Eye Candy (38)
August 25, 2020
In this, our summer of COVID-19, Eye Candy observes that our lives have become very small. Things we were in the habit of doing: suspended. People we were in the habit of seeing: distanced. Places we were in the habit of going: still. The day of the carefree locust is gone, the year of the ant is here.
Using a maquette he built that measures only 20 x 30 inches, Haines and his co-gallerist Delaney Dameron put out a call for Boston-based artists to submit work, with a twist. It had to fit in the gallery, which meant that artists were asked to create something in 1:12 scale, or 1 inch = 1 foot. And these somethings had to be real. Despite being viewable only online, the gallery showcases real objets d’art, not JPGs of larger works; and crucially, the gallery images are not themselves photoshopped, but are a photo documentation of each exhibit in the space.
From the website:
When the pandemic hit, and stay at home orders went into place, it became clear that many artists might not be able to make or show work for some time. The miniature scale of the gallery works to counteract this in a multitude of ways, most notably the fact that being small means that artists don’t necessarily need access to their studios to create work, and can do so from home. Even without studios, artists are able to make much more ambitious work than they could ever afford to at full scale, let alone have shown in a commercial gallery in Boston. Hopefully we allow people to make the work they’ve always wanted to make.
Each exhibit is shipped to the gallery and installed, where it remains up for 3-4 days, generously documented for a series of posts on Instagram. The posts that show the unpacking and setting up of each exhibit are one of Eye Candy’s favorite parts of the process; from proper tiny art-shipping crates, to acid-free paper and string, to a tiny table holding the gallerist’s laptop and mug, to the carefully chiaroscuro’d effect of the afternoon sun streaming through the windows, no detail is overlooked or undervalued.
And not unlike ants themselves, the work, despite its small size, is incredibly strong: the quality on display easily rivals that of any life-sized white cube.
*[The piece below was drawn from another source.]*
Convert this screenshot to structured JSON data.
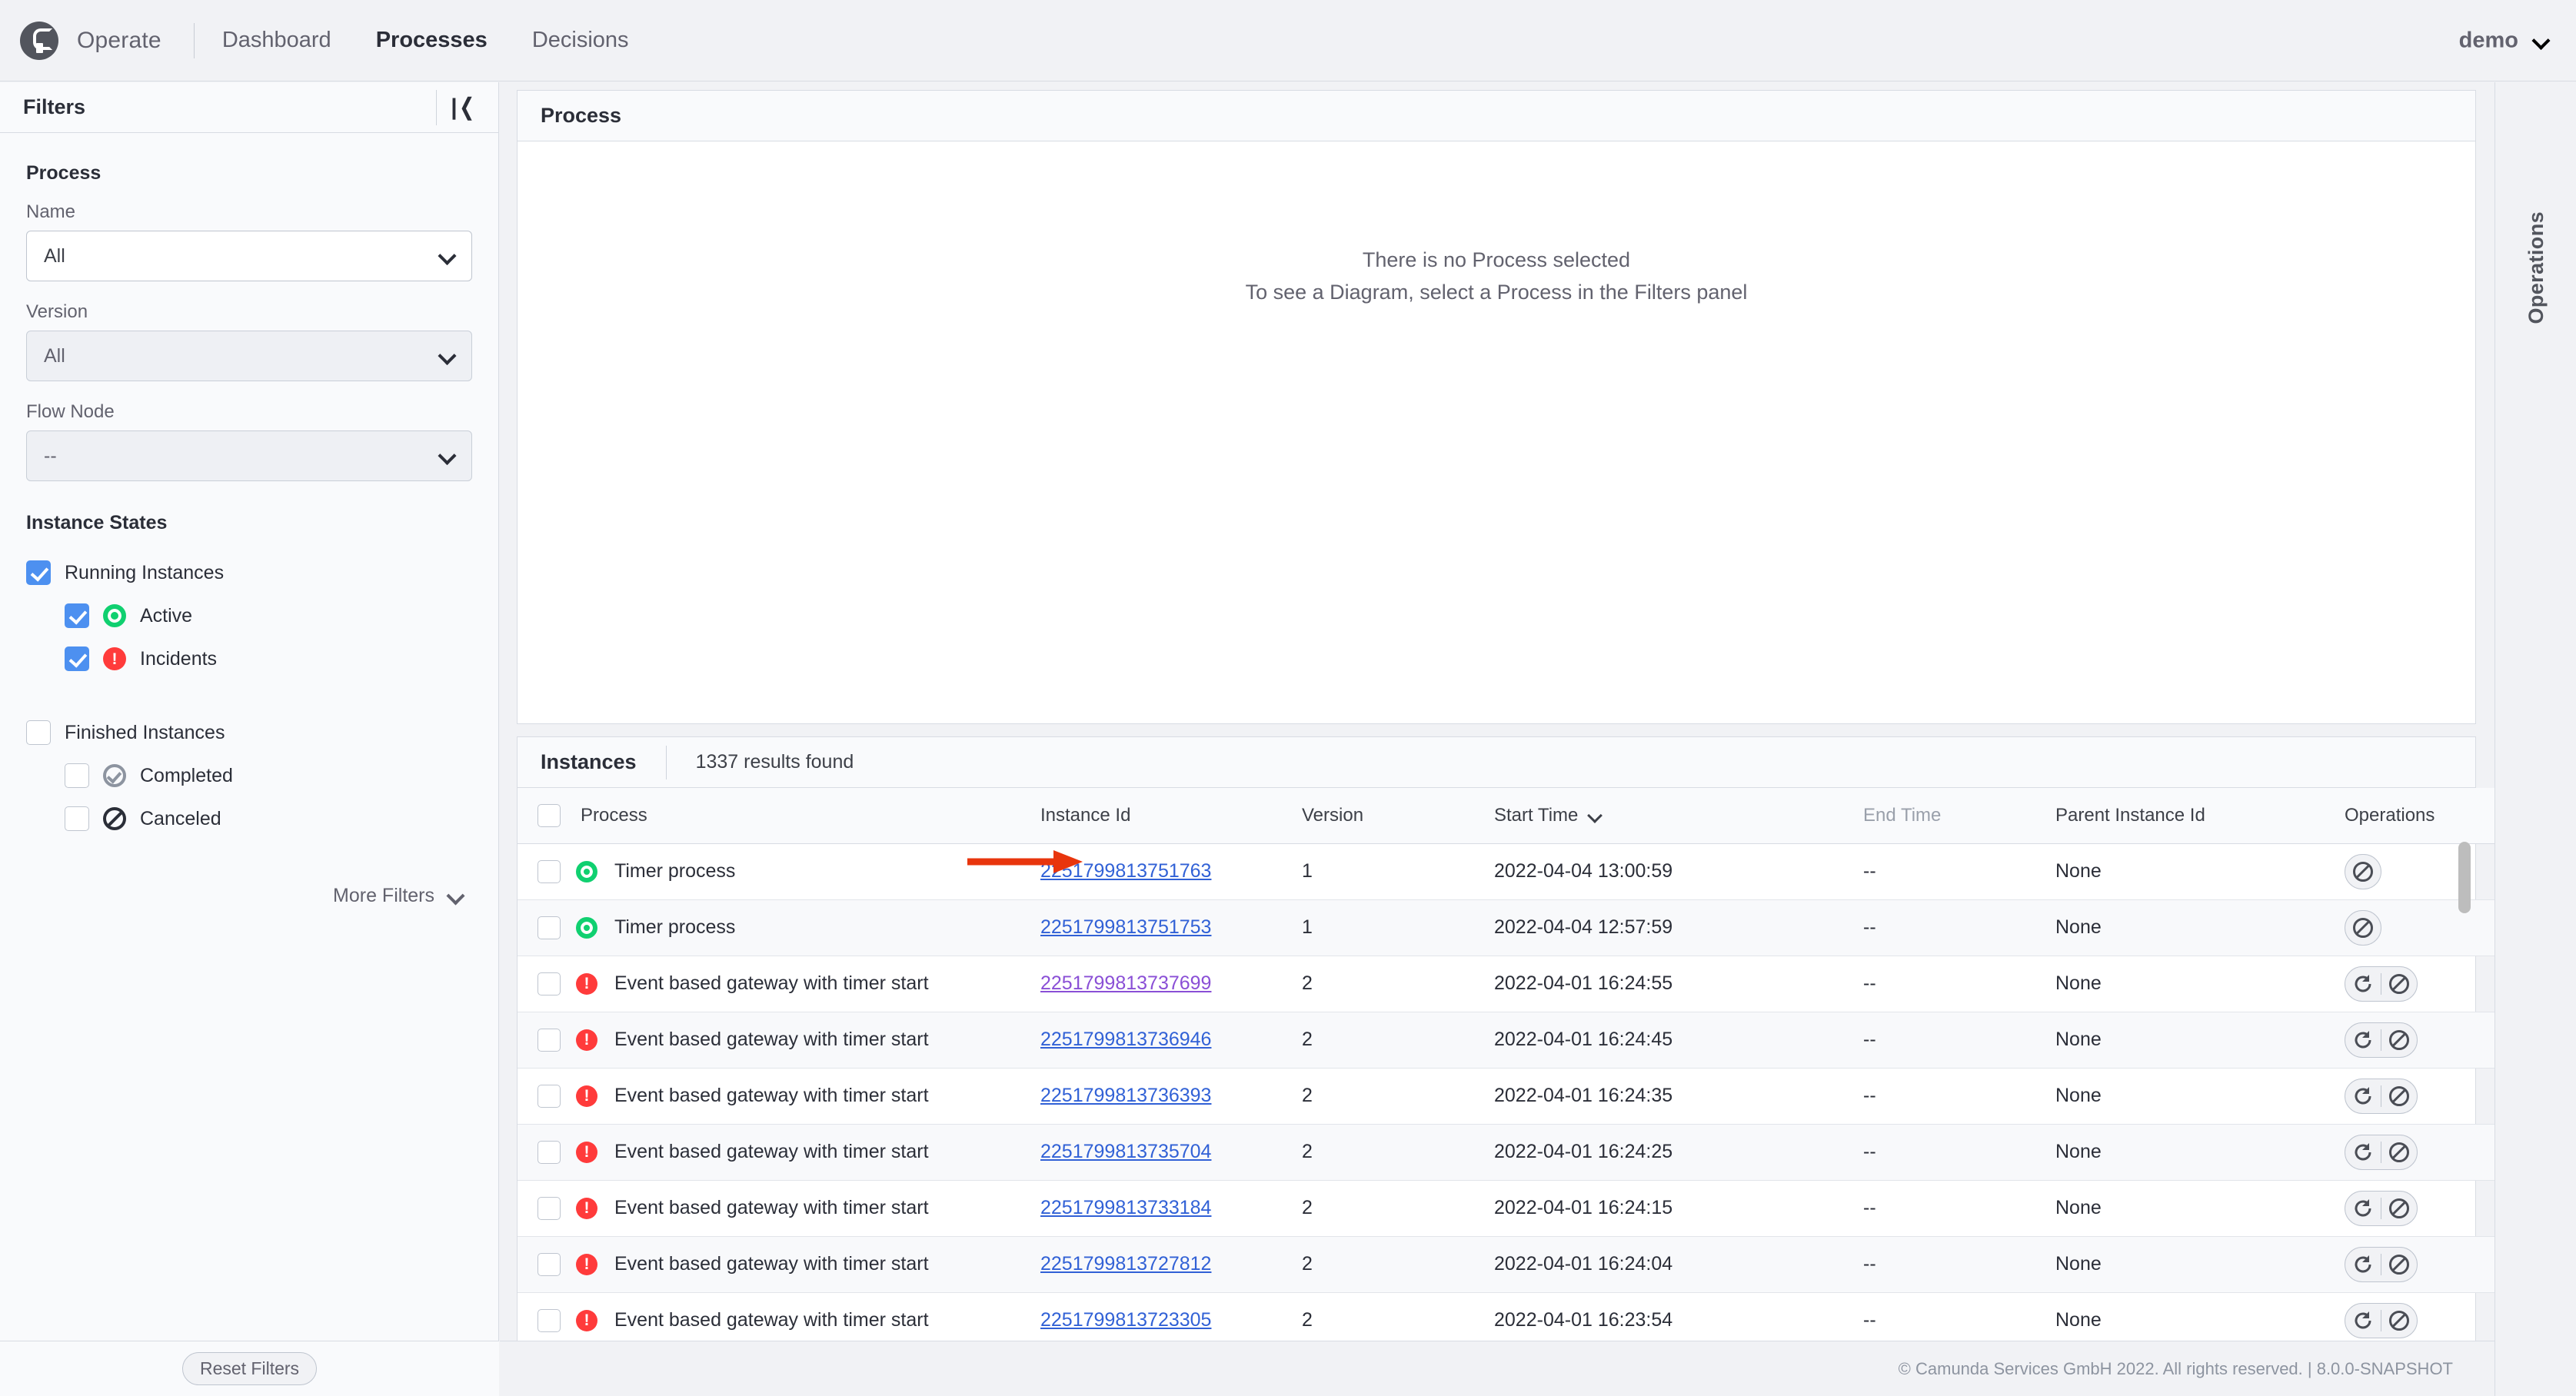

And if you are a Boston-based artist yourself? Eye Candy encourages you to “think small”: as of this writing, submissions are open.